Component data from apps and pages:
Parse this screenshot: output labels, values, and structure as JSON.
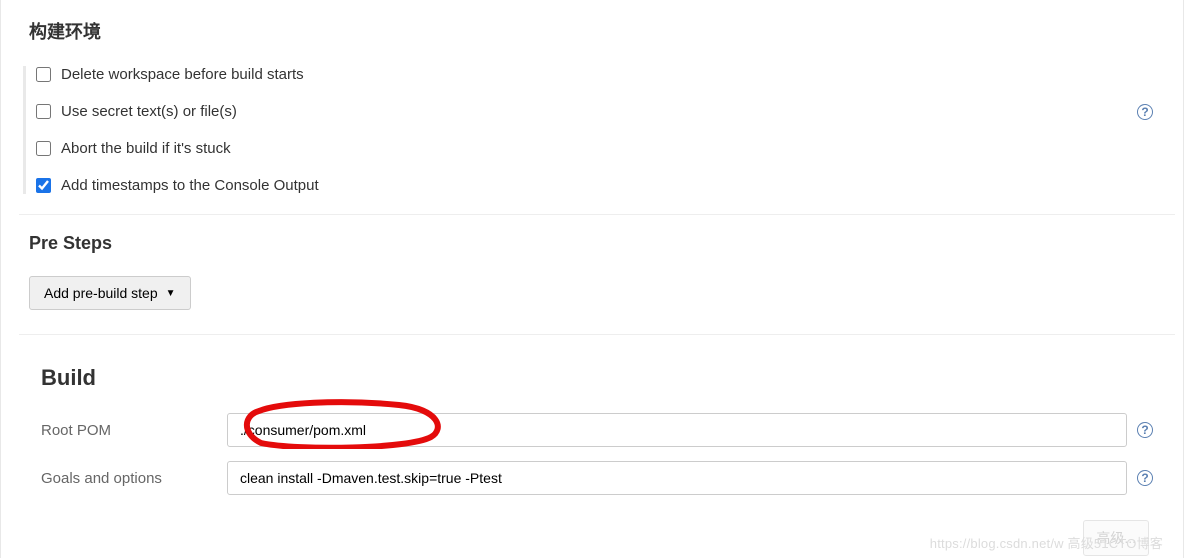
{
  "sections": {
    "build_env_title": "构建环境",
    "pre_steps_title": "Pre Steps",
    "build_title": "Build"
  },
  "env_checks": [
    {
      "label": "Delete workspace before build starts",
      "checked": false,
      "has_help": false
    },
    {
      "label": "Use secret text(s) or file(s)",
      "checked": false,
      "has_help": true
    },
    {
      "label": "Abort the build if it's stuck",
      "checked": false,
      "has_help": false
    },
    {
      "label": "Add timestamps to the Console Output",
      "checked": true,
      "has_help": false
    }
  ],
  "buttons": {
    "add_pre_build": "Add pre-build step",
    "advanced": "高级..."
  },
  "build_fields": {
    "root_pom_label": "Root POM",
    "root_pom_value": "./consumer/pom.xml",
    "goals_label": "Goals and options",
    "goals_value": "clean install -Dmaven.test.skip=true -Ptest"
  },
  "help_glyph": "?",
  "watermark": "https://blog.csdn.net/w 高级51CTO博客"
}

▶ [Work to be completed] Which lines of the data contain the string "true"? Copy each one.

▶ [Task solution]
      "has_help": true
      "checked": true,
    "goals_value": "clean install -Dmaven.test.skip=true -Ptest"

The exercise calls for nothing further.